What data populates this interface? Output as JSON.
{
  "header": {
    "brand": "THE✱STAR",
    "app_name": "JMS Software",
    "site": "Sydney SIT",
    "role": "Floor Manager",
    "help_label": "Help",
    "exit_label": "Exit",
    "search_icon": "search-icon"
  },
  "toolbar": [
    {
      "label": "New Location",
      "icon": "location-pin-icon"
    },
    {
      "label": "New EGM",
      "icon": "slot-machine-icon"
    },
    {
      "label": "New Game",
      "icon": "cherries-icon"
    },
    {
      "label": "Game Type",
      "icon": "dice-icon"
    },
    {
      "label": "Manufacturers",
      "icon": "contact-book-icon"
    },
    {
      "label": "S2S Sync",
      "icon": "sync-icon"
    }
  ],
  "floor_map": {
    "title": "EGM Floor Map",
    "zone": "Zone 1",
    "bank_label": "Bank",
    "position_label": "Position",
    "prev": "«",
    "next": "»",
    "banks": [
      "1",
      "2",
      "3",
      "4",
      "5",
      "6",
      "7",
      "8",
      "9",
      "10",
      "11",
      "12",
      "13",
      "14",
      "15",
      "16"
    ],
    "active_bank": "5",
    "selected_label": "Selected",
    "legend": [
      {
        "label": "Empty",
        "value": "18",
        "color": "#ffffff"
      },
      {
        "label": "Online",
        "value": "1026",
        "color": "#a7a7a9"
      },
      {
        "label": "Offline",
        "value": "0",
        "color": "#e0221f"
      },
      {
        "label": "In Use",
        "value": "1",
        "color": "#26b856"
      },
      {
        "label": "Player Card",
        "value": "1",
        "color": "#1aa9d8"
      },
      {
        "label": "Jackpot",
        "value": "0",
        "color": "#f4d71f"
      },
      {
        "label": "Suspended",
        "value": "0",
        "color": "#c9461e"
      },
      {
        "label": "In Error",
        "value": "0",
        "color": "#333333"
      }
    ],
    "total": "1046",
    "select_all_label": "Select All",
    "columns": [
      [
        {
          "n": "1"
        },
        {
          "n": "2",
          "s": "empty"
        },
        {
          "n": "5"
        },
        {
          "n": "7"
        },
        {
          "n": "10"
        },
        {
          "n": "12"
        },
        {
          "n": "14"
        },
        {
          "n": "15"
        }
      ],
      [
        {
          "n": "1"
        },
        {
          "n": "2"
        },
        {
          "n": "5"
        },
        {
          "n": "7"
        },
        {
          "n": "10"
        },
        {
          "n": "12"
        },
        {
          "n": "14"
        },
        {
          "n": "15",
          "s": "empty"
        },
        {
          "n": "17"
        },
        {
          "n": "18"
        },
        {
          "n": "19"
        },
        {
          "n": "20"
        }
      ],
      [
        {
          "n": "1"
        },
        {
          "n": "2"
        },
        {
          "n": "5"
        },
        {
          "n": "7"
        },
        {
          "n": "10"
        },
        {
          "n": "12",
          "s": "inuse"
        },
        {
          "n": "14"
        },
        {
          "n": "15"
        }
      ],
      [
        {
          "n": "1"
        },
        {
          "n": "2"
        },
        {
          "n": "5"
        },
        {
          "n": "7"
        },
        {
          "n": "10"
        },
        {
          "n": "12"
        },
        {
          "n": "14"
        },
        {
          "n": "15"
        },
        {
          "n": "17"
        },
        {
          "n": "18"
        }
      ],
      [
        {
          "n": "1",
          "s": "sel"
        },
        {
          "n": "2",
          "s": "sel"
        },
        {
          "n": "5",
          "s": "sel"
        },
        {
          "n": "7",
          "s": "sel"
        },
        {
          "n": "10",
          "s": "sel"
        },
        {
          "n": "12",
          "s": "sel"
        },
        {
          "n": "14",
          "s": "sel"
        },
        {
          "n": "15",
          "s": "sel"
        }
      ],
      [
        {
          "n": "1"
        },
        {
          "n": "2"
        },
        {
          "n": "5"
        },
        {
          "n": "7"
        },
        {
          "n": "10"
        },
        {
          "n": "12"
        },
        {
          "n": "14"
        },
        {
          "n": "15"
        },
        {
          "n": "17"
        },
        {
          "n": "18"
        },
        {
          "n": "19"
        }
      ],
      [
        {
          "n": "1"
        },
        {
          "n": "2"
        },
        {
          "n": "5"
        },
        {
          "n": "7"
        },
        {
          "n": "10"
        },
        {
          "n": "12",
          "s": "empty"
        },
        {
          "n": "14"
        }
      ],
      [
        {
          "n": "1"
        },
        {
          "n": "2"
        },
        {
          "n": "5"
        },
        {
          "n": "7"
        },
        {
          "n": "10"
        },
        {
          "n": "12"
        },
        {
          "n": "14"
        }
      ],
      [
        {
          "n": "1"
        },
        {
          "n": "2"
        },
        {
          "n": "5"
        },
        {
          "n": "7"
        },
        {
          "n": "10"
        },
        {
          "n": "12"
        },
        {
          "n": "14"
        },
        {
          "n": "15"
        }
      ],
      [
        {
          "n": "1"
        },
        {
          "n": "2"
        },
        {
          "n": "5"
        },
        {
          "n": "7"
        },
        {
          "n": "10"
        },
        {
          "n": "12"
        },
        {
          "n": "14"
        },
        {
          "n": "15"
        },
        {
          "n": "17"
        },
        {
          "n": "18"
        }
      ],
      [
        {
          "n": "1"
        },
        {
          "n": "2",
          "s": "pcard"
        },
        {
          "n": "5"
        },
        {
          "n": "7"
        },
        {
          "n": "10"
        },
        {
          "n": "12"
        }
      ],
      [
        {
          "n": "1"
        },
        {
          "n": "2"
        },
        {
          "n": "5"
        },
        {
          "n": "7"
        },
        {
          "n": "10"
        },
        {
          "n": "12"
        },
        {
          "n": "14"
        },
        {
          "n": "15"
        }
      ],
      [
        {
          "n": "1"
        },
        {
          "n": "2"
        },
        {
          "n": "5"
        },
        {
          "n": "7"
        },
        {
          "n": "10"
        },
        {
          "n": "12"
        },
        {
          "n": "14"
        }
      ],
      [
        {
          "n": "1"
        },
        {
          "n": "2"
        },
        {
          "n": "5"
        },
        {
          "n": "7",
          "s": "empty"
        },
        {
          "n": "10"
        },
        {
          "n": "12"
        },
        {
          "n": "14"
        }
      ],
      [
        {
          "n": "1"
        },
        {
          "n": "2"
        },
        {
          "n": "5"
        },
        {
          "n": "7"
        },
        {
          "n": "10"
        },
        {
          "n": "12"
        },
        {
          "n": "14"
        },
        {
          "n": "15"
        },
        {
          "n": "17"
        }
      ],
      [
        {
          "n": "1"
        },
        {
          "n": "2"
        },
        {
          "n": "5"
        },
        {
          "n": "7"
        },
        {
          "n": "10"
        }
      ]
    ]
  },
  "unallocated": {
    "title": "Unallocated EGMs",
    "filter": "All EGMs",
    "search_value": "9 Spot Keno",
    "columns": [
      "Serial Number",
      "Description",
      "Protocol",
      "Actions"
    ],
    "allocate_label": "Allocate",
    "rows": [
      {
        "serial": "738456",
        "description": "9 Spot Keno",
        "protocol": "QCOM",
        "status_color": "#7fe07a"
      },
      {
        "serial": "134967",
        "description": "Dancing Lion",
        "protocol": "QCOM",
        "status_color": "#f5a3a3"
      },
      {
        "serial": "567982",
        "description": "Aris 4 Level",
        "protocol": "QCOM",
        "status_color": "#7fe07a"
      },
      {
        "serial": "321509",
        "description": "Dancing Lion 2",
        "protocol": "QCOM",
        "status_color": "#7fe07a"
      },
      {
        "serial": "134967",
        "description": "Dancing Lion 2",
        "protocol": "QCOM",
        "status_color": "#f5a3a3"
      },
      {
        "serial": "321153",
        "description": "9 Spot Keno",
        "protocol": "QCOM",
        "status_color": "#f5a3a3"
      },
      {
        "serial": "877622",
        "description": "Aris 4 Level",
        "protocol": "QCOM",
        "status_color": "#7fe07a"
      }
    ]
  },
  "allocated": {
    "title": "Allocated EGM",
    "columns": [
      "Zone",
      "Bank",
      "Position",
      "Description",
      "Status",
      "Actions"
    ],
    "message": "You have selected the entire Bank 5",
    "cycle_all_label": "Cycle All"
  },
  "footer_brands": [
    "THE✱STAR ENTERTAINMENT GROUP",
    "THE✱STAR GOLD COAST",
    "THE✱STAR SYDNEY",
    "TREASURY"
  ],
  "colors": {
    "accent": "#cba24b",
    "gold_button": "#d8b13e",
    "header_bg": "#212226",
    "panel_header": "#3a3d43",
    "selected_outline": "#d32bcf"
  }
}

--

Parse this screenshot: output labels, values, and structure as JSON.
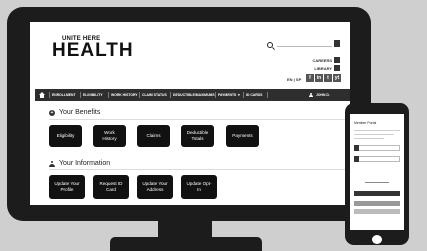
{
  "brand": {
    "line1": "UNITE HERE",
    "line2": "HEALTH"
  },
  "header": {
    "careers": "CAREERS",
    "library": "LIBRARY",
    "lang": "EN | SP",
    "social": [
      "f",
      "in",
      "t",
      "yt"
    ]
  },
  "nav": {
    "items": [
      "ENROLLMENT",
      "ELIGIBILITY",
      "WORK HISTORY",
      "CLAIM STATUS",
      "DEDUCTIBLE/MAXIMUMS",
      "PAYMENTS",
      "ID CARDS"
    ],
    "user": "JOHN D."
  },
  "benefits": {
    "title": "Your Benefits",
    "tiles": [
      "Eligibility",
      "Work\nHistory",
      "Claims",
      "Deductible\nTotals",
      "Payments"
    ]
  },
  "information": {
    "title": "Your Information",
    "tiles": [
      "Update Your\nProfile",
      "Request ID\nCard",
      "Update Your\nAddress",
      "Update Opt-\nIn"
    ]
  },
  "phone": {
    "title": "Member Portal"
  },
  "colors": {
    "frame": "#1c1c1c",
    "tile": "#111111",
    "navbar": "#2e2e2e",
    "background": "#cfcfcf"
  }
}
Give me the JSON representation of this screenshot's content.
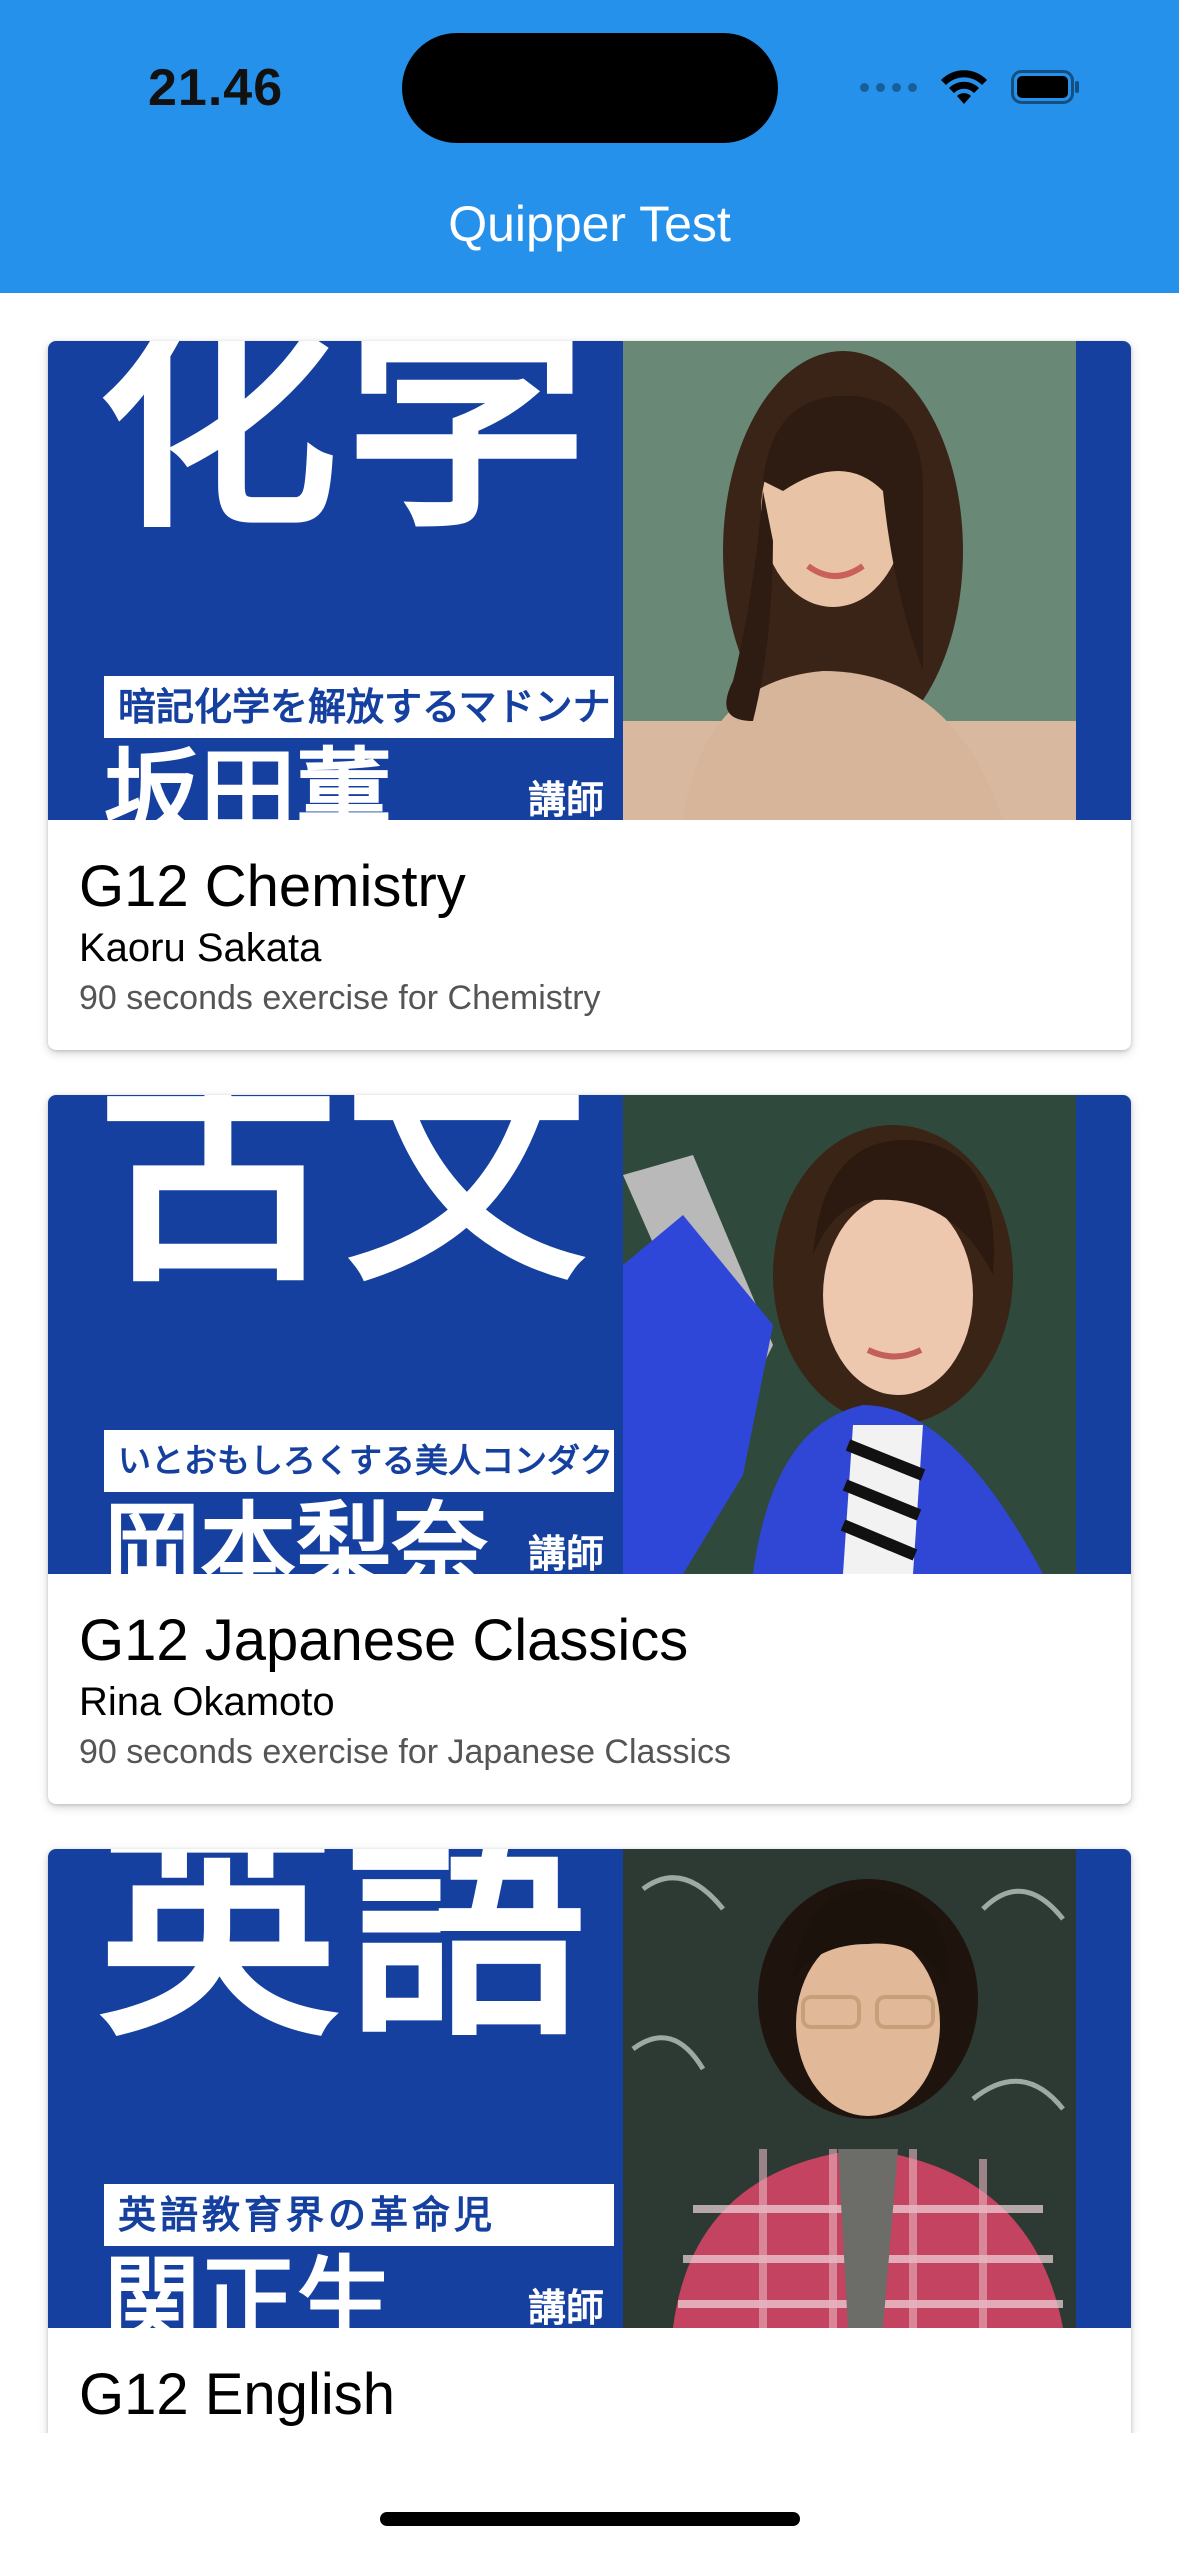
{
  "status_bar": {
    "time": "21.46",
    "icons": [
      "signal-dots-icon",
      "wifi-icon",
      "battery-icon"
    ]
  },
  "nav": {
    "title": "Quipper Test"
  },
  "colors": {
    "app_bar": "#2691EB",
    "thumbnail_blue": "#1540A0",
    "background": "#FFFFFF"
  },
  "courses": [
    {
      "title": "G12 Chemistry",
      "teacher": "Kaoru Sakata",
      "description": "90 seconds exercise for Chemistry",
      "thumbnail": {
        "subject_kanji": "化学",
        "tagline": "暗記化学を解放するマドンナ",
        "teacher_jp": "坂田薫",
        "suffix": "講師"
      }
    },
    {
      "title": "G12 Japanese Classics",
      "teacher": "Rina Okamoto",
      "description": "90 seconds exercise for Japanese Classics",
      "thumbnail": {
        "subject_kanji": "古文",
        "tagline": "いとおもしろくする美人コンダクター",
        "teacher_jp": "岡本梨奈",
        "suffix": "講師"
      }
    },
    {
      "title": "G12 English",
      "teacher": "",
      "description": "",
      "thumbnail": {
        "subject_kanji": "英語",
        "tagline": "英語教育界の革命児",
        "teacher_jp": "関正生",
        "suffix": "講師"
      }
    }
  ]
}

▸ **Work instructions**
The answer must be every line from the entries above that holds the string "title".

▸ **Exercise response**
    "title": "EGM Floor Map",
    "title": "Unallocated EGMs",
    "title": "Allocated EGM",
    "title": "Your Benefits",
    "title": "Your Information",
    "title": "Member Portal"
    "title": "Quipper Test"
      "title": "G12 Chemistry",
      "title": "G12 Japanese Classics",
      "title": "G12 English",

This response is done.